All of the data should be restated exactly as it stands.

[Records from a data collection]
**********

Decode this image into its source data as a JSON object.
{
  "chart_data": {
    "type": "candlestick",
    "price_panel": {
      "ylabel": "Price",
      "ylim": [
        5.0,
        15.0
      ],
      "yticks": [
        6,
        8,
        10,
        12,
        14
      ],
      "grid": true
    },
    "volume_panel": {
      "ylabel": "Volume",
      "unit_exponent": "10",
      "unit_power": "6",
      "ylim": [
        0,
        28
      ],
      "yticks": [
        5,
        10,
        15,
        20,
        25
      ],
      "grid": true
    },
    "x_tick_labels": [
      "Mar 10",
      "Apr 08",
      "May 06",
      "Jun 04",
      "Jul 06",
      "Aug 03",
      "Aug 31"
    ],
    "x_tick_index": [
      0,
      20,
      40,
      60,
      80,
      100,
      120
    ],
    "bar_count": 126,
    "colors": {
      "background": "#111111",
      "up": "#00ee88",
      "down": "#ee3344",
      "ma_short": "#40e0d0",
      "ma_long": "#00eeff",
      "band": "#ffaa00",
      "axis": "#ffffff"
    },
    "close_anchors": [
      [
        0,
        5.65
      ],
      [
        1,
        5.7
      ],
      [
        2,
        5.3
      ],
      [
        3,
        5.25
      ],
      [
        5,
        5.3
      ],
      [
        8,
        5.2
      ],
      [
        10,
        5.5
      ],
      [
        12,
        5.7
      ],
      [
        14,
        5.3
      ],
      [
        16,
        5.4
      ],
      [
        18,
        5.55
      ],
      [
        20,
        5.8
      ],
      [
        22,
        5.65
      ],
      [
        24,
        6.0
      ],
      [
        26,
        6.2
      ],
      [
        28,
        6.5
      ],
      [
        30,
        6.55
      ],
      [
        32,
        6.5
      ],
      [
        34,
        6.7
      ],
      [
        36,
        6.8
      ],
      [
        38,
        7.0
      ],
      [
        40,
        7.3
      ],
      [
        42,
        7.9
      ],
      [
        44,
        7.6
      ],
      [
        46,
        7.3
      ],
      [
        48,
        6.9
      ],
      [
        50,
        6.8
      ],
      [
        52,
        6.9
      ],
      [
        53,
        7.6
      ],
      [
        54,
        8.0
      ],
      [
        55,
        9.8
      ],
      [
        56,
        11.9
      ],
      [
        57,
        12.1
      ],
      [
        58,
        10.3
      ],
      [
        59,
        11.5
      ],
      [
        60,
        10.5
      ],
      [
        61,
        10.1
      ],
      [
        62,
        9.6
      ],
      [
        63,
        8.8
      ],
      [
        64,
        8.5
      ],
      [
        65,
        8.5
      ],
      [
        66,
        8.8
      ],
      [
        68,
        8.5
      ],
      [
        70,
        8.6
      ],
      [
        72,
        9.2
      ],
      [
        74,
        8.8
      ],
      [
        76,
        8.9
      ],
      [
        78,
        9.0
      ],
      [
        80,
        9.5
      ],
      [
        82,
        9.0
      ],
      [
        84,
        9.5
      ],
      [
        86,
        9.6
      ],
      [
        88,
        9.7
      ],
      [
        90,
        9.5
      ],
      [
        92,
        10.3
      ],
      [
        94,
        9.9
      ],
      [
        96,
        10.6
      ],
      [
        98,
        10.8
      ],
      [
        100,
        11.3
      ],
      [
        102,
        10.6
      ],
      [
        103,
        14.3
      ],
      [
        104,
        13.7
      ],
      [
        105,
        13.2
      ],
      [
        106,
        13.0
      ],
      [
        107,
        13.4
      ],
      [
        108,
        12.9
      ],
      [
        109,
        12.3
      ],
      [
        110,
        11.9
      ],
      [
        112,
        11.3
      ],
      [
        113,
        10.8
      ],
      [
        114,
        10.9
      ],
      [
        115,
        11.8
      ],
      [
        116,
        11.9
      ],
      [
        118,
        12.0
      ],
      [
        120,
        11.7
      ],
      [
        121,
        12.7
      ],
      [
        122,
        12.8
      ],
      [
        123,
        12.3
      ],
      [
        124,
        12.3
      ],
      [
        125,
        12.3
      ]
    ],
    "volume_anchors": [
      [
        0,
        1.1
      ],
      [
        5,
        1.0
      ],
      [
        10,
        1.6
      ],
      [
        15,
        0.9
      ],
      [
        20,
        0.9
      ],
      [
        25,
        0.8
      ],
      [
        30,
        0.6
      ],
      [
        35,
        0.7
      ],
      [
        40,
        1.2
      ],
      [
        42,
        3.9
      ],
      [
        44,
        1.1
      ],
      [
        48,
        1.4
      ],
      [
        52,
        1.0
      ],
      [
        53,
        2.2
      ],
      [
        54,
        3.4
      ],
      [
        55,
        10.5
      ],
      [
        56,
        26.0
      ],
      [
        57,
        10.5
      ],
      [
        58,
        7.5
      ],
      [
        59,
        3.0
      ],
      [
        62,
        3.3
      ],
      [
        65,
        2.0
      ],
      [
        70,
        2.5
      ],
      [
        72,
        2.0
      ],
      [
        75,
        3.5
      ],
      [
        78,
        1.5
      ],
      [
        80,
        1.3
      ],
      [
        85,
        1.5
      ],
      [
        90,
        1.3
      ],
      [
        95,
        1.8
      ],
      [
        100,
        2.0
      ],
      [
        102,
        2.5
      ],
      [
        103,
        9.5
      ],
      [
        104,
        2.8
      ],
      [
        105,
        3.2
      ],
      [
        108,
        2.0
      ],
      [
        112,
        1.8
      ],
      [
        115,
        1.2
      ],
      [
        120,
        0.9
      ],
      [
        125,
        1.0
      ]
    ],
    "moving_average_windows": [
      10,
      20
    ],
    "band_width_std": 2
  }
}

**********

◆ Result
Decode this image into its source data as a JSON object.
{
  "chart_data": {
    "type": "candlestick",
    "price_panel": {
      "ylabel": "Price",
      "ylim": [
        5.0,
        15.0
      ],
      "yticks": [
        6,
        8,
        10,
        12,
        14
      ],
      "grid": true
    },
    "volume_panel": {
      "ylabel": "Volume",
      "unit_exponent": "10",
      "unit_power": "6",
      "ylim": [
        0,
        28
      ],
      "yticks": [
        5,
        10,
        15,
        20,
        25
      ],
      "grid": true
    },
    "x_tick_labels": [
      "Mar 10",
      "Apr 08",
      "May 06",
      "Jun 04",
      "Jul 06",
      "Aug 03",
      "Aug 31"
    ],
    "x_tick_index": [
      0,
      20,
      40,
      60,
      80,
      100,
      120
    ],
    "bar_count": 126,
    "colors": {
      "background": "#111111",
      "up": "#00ee88",
      "down": "#ee3344",
      "ma_short": "#40e0d0",
      "ma_long": "#00eeff",
      "band": "#ffaa00",
      "axis": "#ffffff"
    },
    "close_anchors": [
      [
        0,
        5.65
      ],
      [
        1,
        5.7
      ],
      [
        2,
        5.3
      ],
      [
        3,
        5.25
      ],
      [
        5,
        5.3
      ],
      [
        8,
        5.2
      ],
      [
        10,
        5.5
      ],
      [
        12,
        5.7
      ],
      [
        14,
        5.3
      ],
      [
        16,
        5.4
      ],
      [
        18,
        5.55
      ],
      [
        20,
        5.8
      ],
      [
        22,
        5.65
      ],
      [
        24,
        6.0
      ],
      [
        26,
        6.2
      ],
      [
        28,
        6.5
      ],
      [
        30,
        6.55
      ],
      [
        32,
        6.5
      ],
      [
        34,
        6.7
      ],
      [
        36,
        6.8
      ],
      [
        38,
        7.0
      ],
      [
        40,
        7.3
      ],
      [
        42,
        7.9
      ],
      [
        44,
        7.6
      ],
      [
        46,
        7.3
      ],
      [
        48,
        6.9
      ],
      [
        50,
        6.8
      ],
      [
        52,
        6.9
      ],
      [
        53,
        7.6
      ],
      [
        54,
        8.0
      ],
      [
        55,
        9.8
      ],
      [
        56,
        11.9
      ],
      [
        57,
        12.1
      ],
      [
        58,
        10.3
      ],
      [
        59,
        11.5
      ],
      [
        60,
        10.5
      ],
      [
        61,
        10.1
      ],
      [
        62,
        9.6
      ],
      [
        63,
        8.8
      ],
      [
        64,
        8.5
      ],
      [
        65,
        8.5
      ],
      [
        66,
        8.8
      ],
      [
        68,
        8.5
      ],
      [
        70,
        8.6
      ],
      [
        72,
        9.2
      ],
      [
        74,
        8.8
      ],
      [
        76,
        8.9
      ],
      [
        78,
        9.0
      ],
      [
        80,
        9.5
      ],
      [
        82,
        9.0
      ],
      [
        84,
        9.5
      ],
      [
        86,
        9.6
      ],
      [
        88,
        9.7
      ],
      [
        90,
        9.5
      ],
      [
        92,
        10.3
      ],
      [
        94,
        9.9
      ],
      [
        96,
        10.6
      ],
      [
        98,
        10.8
      ],
      [
        100,
        11.3
      ],
      [
        102,
        10.6
      ],
      [
        103,
        14.3
      ],
      [
        104,
        13.7
      ],
      [
        105,
        13.2
      ],
      [
        106,
        13.0
      ],
      [
        107,
        13.4
      ],
      [
        108,
        12.9
      ],
      [
        109,
        12.3
      ],
      [
        110,
        11.9
      ],
      [
        112,
        11.3
      ],
      [
        113,
        10.8
      ],
      [
        114,
        10.9
      ],
      [
        115,
        11.8
      ],
      [
        116,
        11.9
      ],
      [
        118,
        12.0
      ],
      [
        120,
        11.7
      ],
      [
        121,
        12.7
      ],
      [
        122,
        12.8
      ],
      [
        123,
        12.3
      ],
      [
        124,
        12.3
      ],
      [
        125,
        12.3
      ]
    ],
    "volume_anchors": [
      [
        0,
        1.1
      ],
      [
        5,
        1.0
      ],
      [
        10,
        1.6
      ],
      [
        15,
        0.9
      ],
      [
        20,
        0.9
      ],
      [
        25,
        0.8
      ],
      [
        30,
        0.6
      ],
      [
        35,
        0.7
      ],
      [
        40,
        1.2
      ],
      [
        42,
        3.9
      ],
      [
        44,
        1.1
      ],
      [
        48,
        1.4
      ],
      [
        52,
        1.0
      ],
      [
        53,
        2.2
      ],
      [
        54,
        3.4
      ],
      [
        55,
        10.5
      ],
      [
        56,
        26.0
      ],
      [
        57,
        10.5
      ],
      [
        58,
        7.5
      ],
      [
        59,
        3.0
      ],
      [
        62,
        3.3
      ],
      [
        65,
        2.0
      ],
      [
        70,
        2.5
      ],
      [
        72,
        2.0
      ],
      [
        75,
        3.5
      ],
      [
        78,
        1.5
      ],
      [
        80,
        1.3
      ],
      [
        85,
        1.5
      ],
      [
        90,
        1.3
      ],
      [
        95,
        1.8
      ],
      [
        100,
        2.0
      ],
      [
        102,
        2.5
      ],
      [
        103,
        9.5
      ],
      [
        104,
        2.8
      ],
      [
        105,
        3.2
      ],
      [
        108,
        2.0
      ],
      [
        112,
        1.8
      ],
      [
        115,
        1.2
      ],
      [
        120,
        0.9
      ],
      [
        125,
        1.0
      ]
    ],
    "moving_average_windows": [
      10,
      20
    ],
    "band_width_std": 2
  }
}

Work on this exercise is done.